▶ [What the exercise asks]: Identify all lines in the data containing the string "username". Copy them out.

▶ [Records for this task]:
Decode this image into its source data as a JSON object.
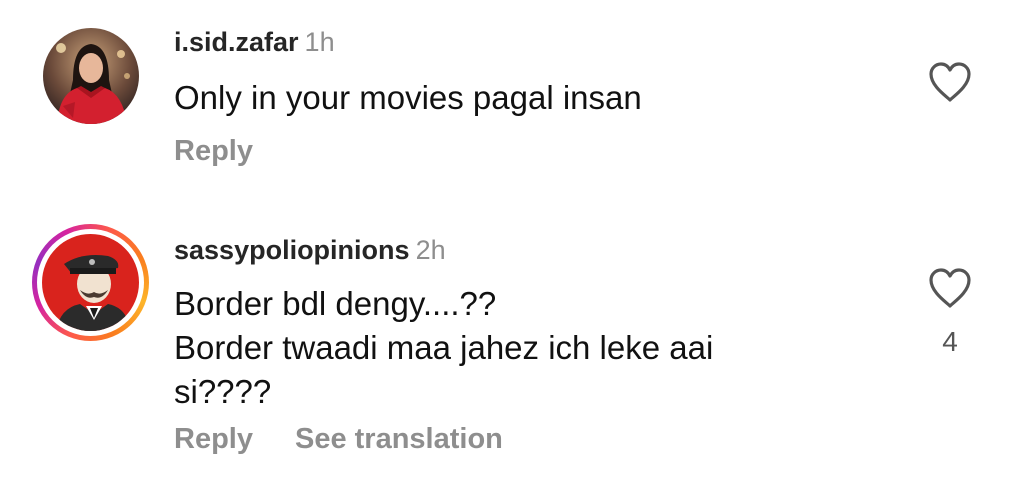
{
  "comments": [
    {
      "username": "i.sid.zafar",
      "time": "1h",
      "lines": [
        "Only in your movies pagal insan"
      ],
      "actions": {
        "reply": "Reply"
      },
      "like_count": "",
      "has_story_ring": false
    },
    {
      "username": "sassypoliopinions",
      "time": "2h",
      "lines": [
        "Border bdl dengy....??",
        "Border twaadi maa jahez ich leke aai",
        "si????"
      ],
      "actions": {
        "reply": "Reply",
        "see_translation": "See translation"
      },
      "like_count": "4",
      "has_story_ring": true
    }
  ],
  "icons": {
    "like": "heart-outline-icon"
  },
  "colors": {
    "username": "#262626",
    "meta": "#8e8e8e",
    "text": "#111111",
    "story_ring_start": "#fdb52a",
    "story_ring_end": "#d6249f"
  }
}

▶ [Task result]:
      "username": "i.sid.zafar",
      "username": "sassypoliopinions",
    "username": "#262626",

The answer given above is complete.